*** INPUT DATA Section Begins ***
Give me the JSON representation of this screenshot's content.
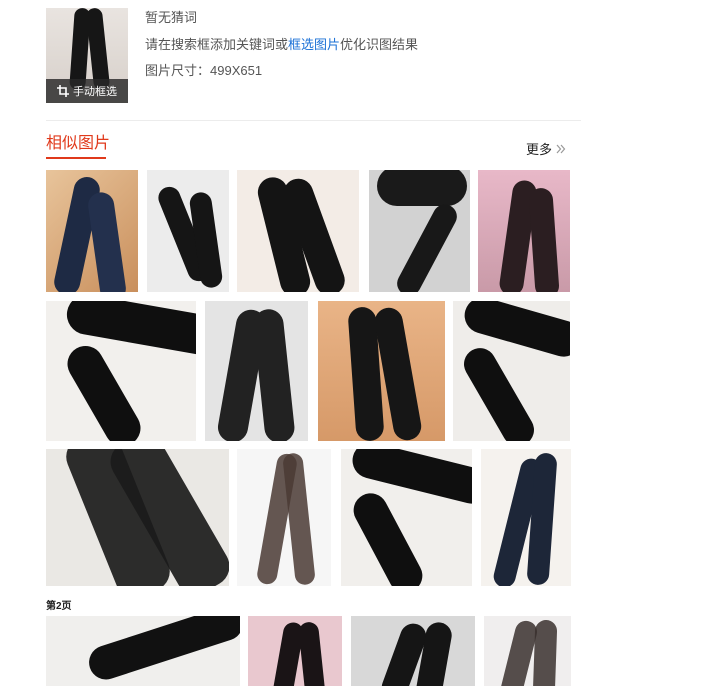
{
  "query": {
    "crop_button_label": "手动框选",
    "crop_icon": "crop-icon",
    "guess_text": "暂无猜词",
    "hint_prefix": "请在搜索框添加关键词或",
    "hint_link": "框选图片",
    "hint_suffix": "优化识图结果",
    "size_text": "图片尺寸：499X651"
  },
  "similar": {
    "title": "相似图片",
    "more_label": "更多",
    "more_icon": "double-chevron-right-icon",
    "accent_color": "#e0391b",
    "link_color": "#1a70d6"
  },
  "pagination": {
    "page2_label": "第2页"
  }
}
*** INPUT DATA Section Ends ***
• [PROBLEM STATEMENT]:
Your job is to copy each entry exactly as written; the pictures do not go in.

• [ANSWER SECTION]:
Give me the JSON representation of this screenshot's content.
{
  "query": {
    "crop_button_label": "手动框选",
    "crop_icon": "crop-icon",
    "guess_text": "暂无猜词",
    "hint_prefix": "请在搜索框添加关键词或",
    "hint_link": "框选图片",
    "hint_suffix": "优化识图结果",
    "size_text": "图片尺寸：499X651"
  },
  "similar": {
    "title": "相似图片",
    "more_label": "更多",
    "more_icon": "double-chevron-right-icon",
    "accent_color": "#e0391b",
    "link_color": "#1a70d6"
  },
  "pagination": {
    "page2_label": "第2页"
  }
}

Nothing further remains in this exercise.